“We are excited to be adding Charles to our sales team,” said Kevin Judge, vice president of automotive aftermarket sales and marketing. “With years of sales experience in the field, Charles brings unparalleled expertise and leadership to this position. I am very positive that his automotive aftermarket knowledge will allow us to continue expanding our market presence.” Left: Charles Harris, director of automotive aftermarket sales; Right: Ed Magruder, director of special market sales Magruder has been instrumental in growing the automotive aftermarket business unit of NTN. In this new role, Magruder is charged with developing and growing OES sales, auto and truck kitter business, the truck rebuilder business and special markets. Harris comes to NTN with a strong and diverse background in the automotive aftermarket industry. He has worked with numerous global companies such as Tenneco Automotive, TMD Friction, FTE Automotive and recently, ASC. In his new position, Harris is responsible for all automotive aftermarket sales for traditional automotive, heavy-duty and fleet market channels. NTN, the parent company of BCA Bearings, has hired Charles Harris as the director of automotive aftermarket sales and also has appointed Ed Magruder to the role of director of special market sales as of April 1.AdvertisementClick Here to Read MoreAdvertisement “Ed has been a valuable asset to NTN since he arrived in 2013,” said Judge. “With Ed’s extensive background and track record of success, I have full confidence that he will bring the AOES and Special Markets team to new level of success.” Prior to his arrival, Margruder spent more than 20 years with Navistar.

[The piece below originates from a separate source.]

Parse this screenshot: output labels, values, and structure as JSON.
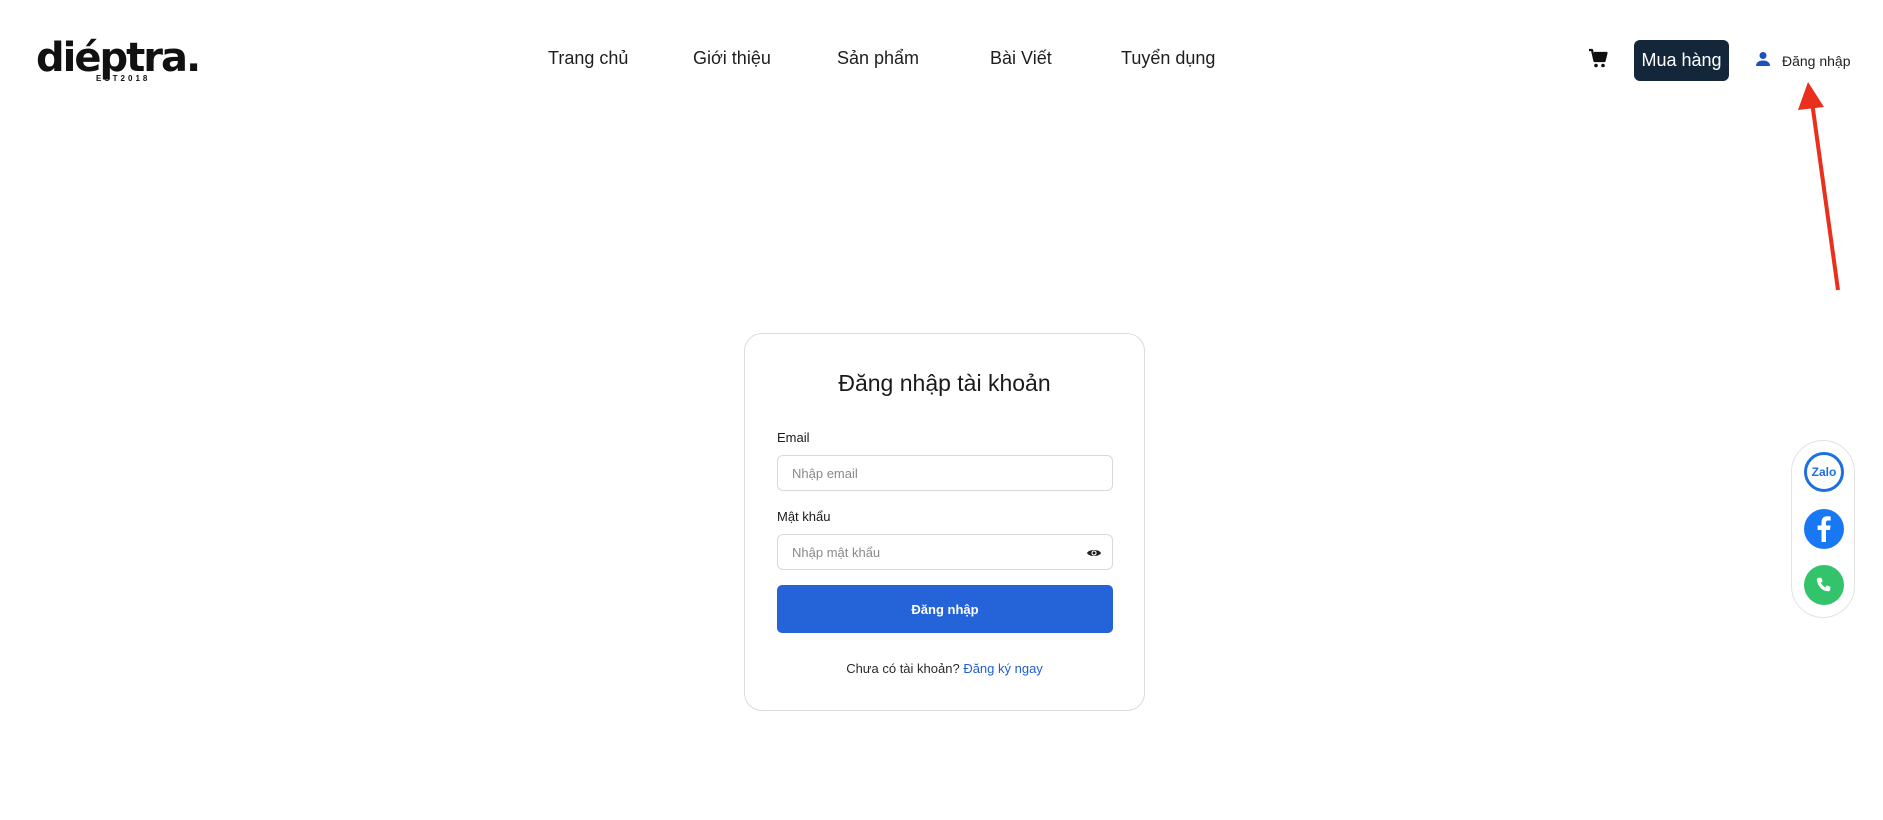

The Carbon Trust has been accepted as the latest Network member of the UN Framework Convention on Climate Change’s (UNFCCC) Climate Technology Centre and Network (CTCN). The Carbon Trust will join the existing network, which currently consists of 20 organisations from across the world, to provide climate technology support to developing countries.The CTCN is a mechanism mandated by the UNFCCC Conference of the Parties, designed to support the transfer of climate technology – for both mitigation and adaptation – from developed to developing countries by providing Technical Assistance, at the request of developing countries.Hosted by the United Nations Environmental Programme (UNEP), with the support of the United Nations Industrial Development Organisation (UNIDO) and 11 independent climate organisations, the aim of the CTCN is to help developing countries move to low carbon and climate resilient development by responding to requests made by individual countries for climate technology-related technical assistance and capacity building.Welcoming the Carbon Trust to the Climate Technology Network, CTCN Director Jukka Uosukkainen said: “In becoming a Network member, the Carbon Trust has demonstrated its capabilities in initiatives aimed at the development, transfer and deployment of climate technologies applicable for developing countries including the areas of policy, capacity building and investment.”Tom Delay, Chief Executive, the Carbon Trust commented: “We wholeheartedly support the CTCN’s mission, which mirrors closely that of the Carbon Trust, to help developing nations move to low carbon and climate resilient development and welcome our acceptance onto the international Network. We have already found that our international experience in renewable energy and low carbon policy design, NAMA creation, climate technology programme design and incubation support for entrepreneurs to be highly valuable in supporting the climate change mitigation ambitions in developing countries. We believe the CTCN will make a big difference in the transfer and deployment of climate technology to developing countries.”The Climate Technology Centre’s Network members contribute their sectoral and, or regional expertise in a broad range of climate technologies by bidding to provide services in response to individual countries’ climate technology requests. In addition, Network members engage with one another and with the National Designated Entities, the CTCN’s focal points in each country, on technology needs, solutions and climate technology capacity building.[mappress mapid=”14532″]Press release; Image: Vattenfall (Illustration)